I really cannot say. It is there -- from the earliest to the last moment of my life. This yearning for
love -- how constant and how hopeless!

Nisargadatta:
In your search for love what exactly are you searching for?

Questioner:
Simply this: to love and to be loved.

Nisargadatta:
You mean a woman?

Questioner:
Not necessarily. A friend, a teacher, a guide -- as long as the feeling is bright and clear. Of
course, a woman is the usual answer. But it need not be the only one.

Nisargadatta:
Of the two what would you prefer, to love or to be loved?

Questioner:
I would rather have both! But I can see that to love is greater, nobler, deeper. To be loved is
sweet, but it does not make one grow.

Nisargadatta:
Can you love on your own, or must you be made to love?

Questioner:
One must meet somebody lovable, of course. My mother was not only not loving, she was also
not lovable.

Nisargadatta:
What makes a person lovable? Is it not the being loved? First you love and then you look for
reasons.

Questioner:
It can be the other way round. You love what makes you happy.

Nisargadatta:
But what makes you happy?

Questioner:
There is no rule about it. The entire subject is highly individual and unpredictable.

Nisargadatta:
Right. Whichever way you put it, unless you love there is no happiness. But, does love make
you always happy? Is not the association of love with happiness a rather early, infantile stage?
When the beloved suffers, don't you suffer too? And do you cease to love, because you suffer?
Must love and happiness come and go together? Is love merely the expectation of pleasure?

Questioner:
Of course not. There can be much suffering in love.

Nisargadatta:
Then what is love? Is it not a state of being rather than a state of mind? Must you know that you
love in order to love? Did you. not love your mother unknowingly? Your craving for her love, for an
opportunity to love her, is it not the movement of love? Is not love as much a part of you, as
consciousness of being? You sought the love of your mother, because you loved her.

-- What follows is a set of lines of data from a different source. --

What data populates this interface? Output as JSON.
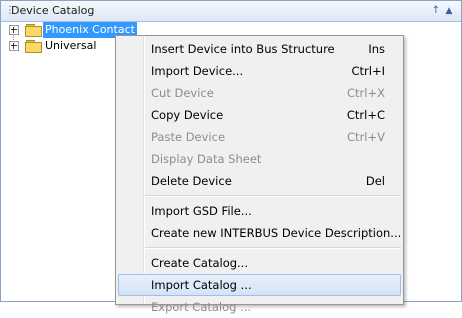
{
  "window": {
    "title": "Device Catalog",
    "pin_glyph": "↑",
    "dropdown_glyph": "▲"
  },
  "tree": {
    "items": [
      {
        "label": "Phoenix Contact",
        "icon": "folder-icon",
        "selected": true
      },
      {
        "label": "Universal",
        "icon": "folder-icon",
        "selected": false
      }
    ]
  },
  "context_menu": {
    "items": [
      {
        "label": "Insert Device into Bus Structure",
        "shortcut": "Ins",
        "enabled": true
      },
      {
        "label": "Import Device...",
        "shortcut": "Ctrl+I",
        "enabled": true
      },
      {
        "label": "Cut Device",
        "shortcut": "Ctrl+X",
        "enabled": false
      },
      {
        "label": "Copy Device",
        "shortcut": "Ctrl+C",
        "enabled": true
      },
      {
        "label": "Paste Device",
        "shortcut": "Ctrl+V",
        "enabled": false
      },
      {
        "label": "Display Data Sheet",
        "shortcut": "",
        "enabled": false
      },
      {
        "label": "Delete Device",
        "shortcut": "Del",
        "enabled": true
      },
      {
        "label": "Import GSD File...",
        "shortcut": "",
        "enabled": true
      },
      {
        "label": "Create new INTERBUS Device Description...",
        "shortcut": "",
        "enabled": true
      },
      {
        "label": "Create Catalog...",
        "shortcut": "",
        "enabled": true
      },
      {
        "label": "Import Catalog ...",
        "shortcut": "",
        "enabled": true,
        "highlighted": true
      },
      {
        "label": "Export Catalog ...",
        "shortcut": "",
        "enabled": false
      }
    ]
  },
  "colors": {
    "selection": "#3399ff",
    "menu_background": "#f0f0f0",
    "disabled_text": "#8d8d8d",
    "title_bar": "#dde7f4"
  }
}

Questioner:
But she would not let me!

Nisargadatta:
She could not stop you.

Questioner:
Then, why was I unhappy all my life?

Nisargadatta:
Because you did not go down to the very roots of your being. It is your complete ignorance of
yourself, that covered up your love and happiness and made you seek for what you had never lost.
Love is will, the will to share your happiness with all. Being happy -- making happy -- this is the
rhythm of love.